An analysis of trends in blood lead levels over the past 20 years shows that, although the overall geometric mean blood lead level in children has dropped dramatically, disparities still exist, causing increased risk to certain populations. The factors of living in older housing, poverty, age, and being non-Hispanic black places a child at risk for elevated blood lead levels. [19]



Essentially, 2 syndromes of lead poisoning exist, depending on exposure: one syndrome is associated with acute or subacute high-level lead exposure, and the other is associated with chronic low-level lead exposure.

With exposure to high levels of lead, patients develop lethargy, progressing to coma and seizures. Death is uncommon with appropriate medical management. Long-term sequelae depend on the duration, as well as the amount, of exposure. Acute lead nephropathy is usually completely reversible with chelation therapy. Deaths may result from the elevated intracranial pressure (ICP) associated with lead encephalopathy.

With chronic exposure to low or moderate levels of lead, subacute symptoms develop. Patients with chronic lead nephropathy may have a progressive decline in kidney function and eventually require renal replacement therapy.

Mortality related to lead toxicity is rare today. However, morbidity remains common. Because lead is an enzymatic poison, it perturbs multiple essential bodily functions, producing a wide array of symptoms and signs.

Adults generally do not develop central effects but may develop distal motor neuropathies. Some reports document an increase in depressive disorders, aggressive behavior, and other maladaptive affective disorders in adult patients with lead poisoning. Men with lead poisoning tend to have lower sperm counts and may experience frank impotence; women have an increase in miscarriages and smaller babies.

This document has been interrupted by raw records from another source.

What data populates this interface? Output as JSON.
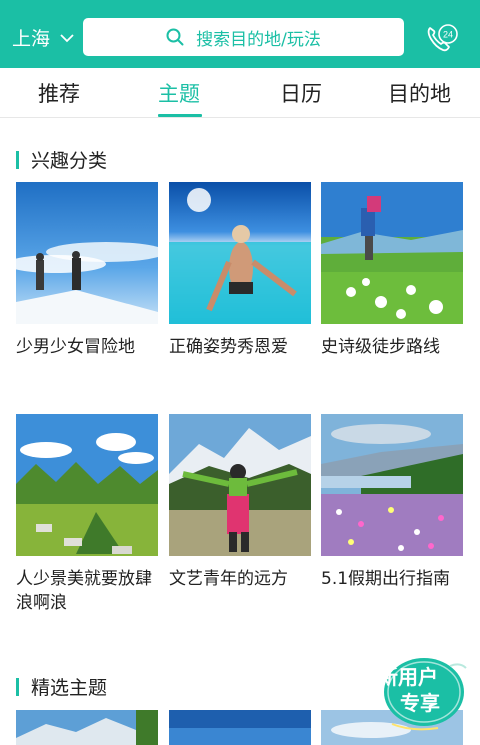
{
  "header": {
    "city": "上海",
    "search_placeholder": "搜索目的地/玩法",
    "phone_badge": "24",
    "icons": {
      "city_toggle": "chevron-down-icon",
      "search": "search-icon",
      "phone": "phone-24h-icon"
    },
    "accent_color": "#1bbfa5"
  },
  "tabs": [
    "推荐",
    "主题",
    "日历",
    "目的地"
  ],
  "active_tab": "主题",
  "interest_section": {
    "title": "兴趣分类",
    "cards": [
      {
        "title": "少男少女冒险地"
      },
      {
        "title": "正确姿势秀恩爱"
      },
      {
        "title": "史诗级徒步路线"
      },
      {
        "title": "人少景美就要放肆浪啊浪"
      },
      {
        "title": "文艺青年的远方"
      },
      {
        "title": "5.1假期出行指南"
      }
    ]
  },
  "featured_section": {
    "title": "精选主题"
  },
  "promo": {
    "line1": "新用户",
    "line2": "专享"
  }
}
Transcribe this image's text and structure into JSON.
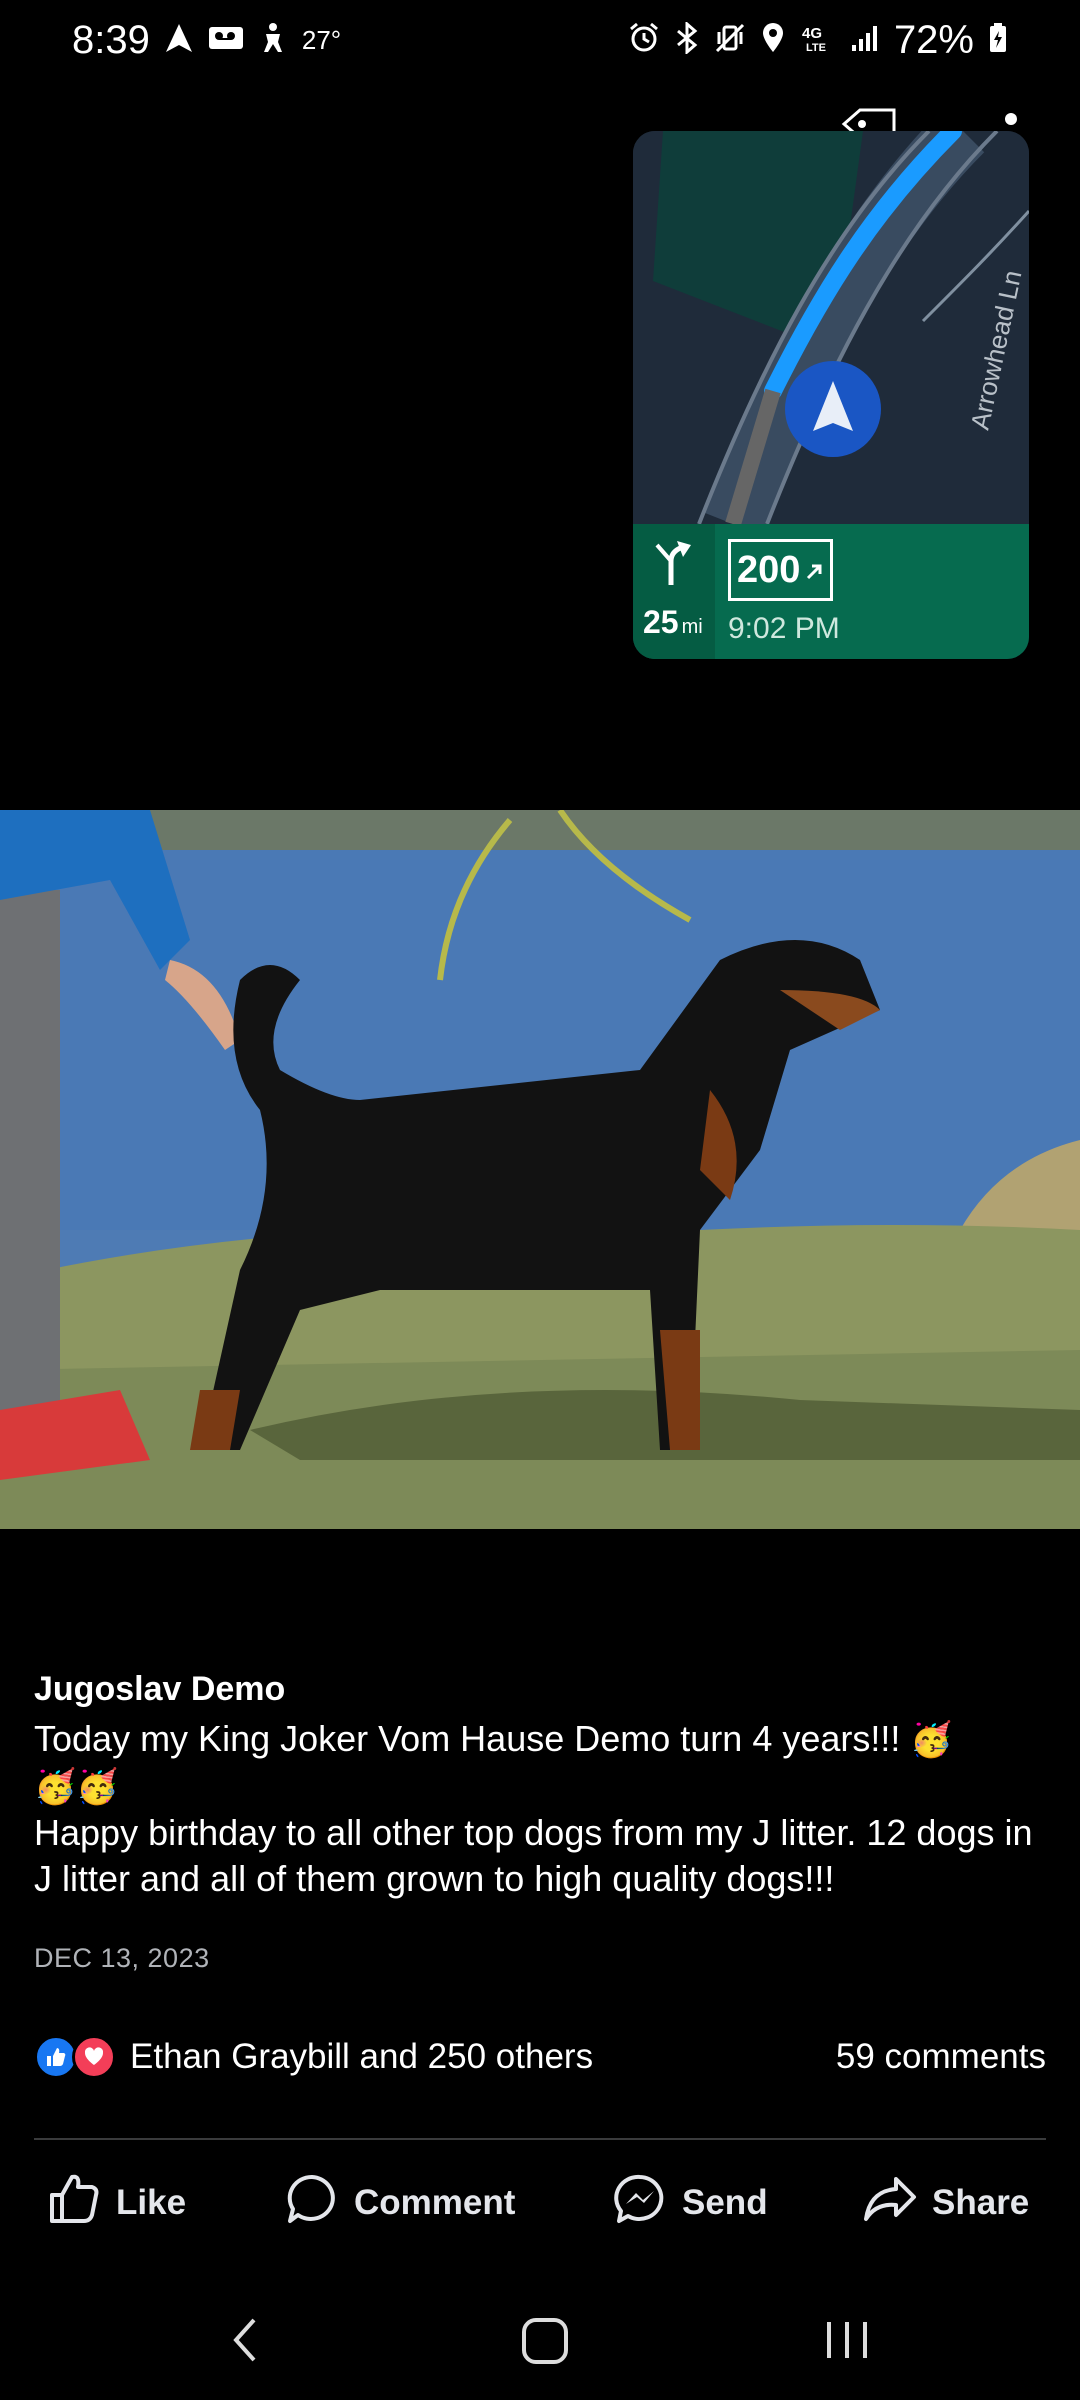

In the pediatric population, fatalities associated with lead encephalopathy were reported in the 1960s. Today, with aggressive management of ICP, these deaths are preventable. Occasional cases of acute lead encephalopathy still occur, and these often result in severe neurologic damage. Mounting evidence suggests that lead poisoning in childhood produces a long-term problem with learning, intelligence, and earning power. Asymptomatic lead poisoning has a far better prognosis.


Patient Education

In cooperation with local health departments, the physician should educate families about the following:

  • Causes and effects of lead poisoning

  • Relationship between blood lead level and anticipated medical or neuropsychological problems

  • Importance of follow-up or serial blood lead level determinations to monitor effects of treatment and environmental lead abatement

  • Identifying and eliminating possible sources of lead exposure

  • Increased lead absorption in patients with iron-deficiency anemia

  • Local resources about lead exposure and treatment

All patients must be educated in lead avoidance. The termination of exposure to lead is imperative. In particular, workers should be educated regarding the health risks of lead and sources that may cause poisoning.

A good, substantial diet is important; lead absorption is increased when a diet rich in fats is consumed. Also, diets low in iron, calcium, and vitamin C increase the likelihood of lead absorption and resultant lead poisoning. Dietary fiber helps promote good peristalsis and decreases the opportunity for lead absorption; thus, at least 15 g of dietary fiber is suggested for children each day.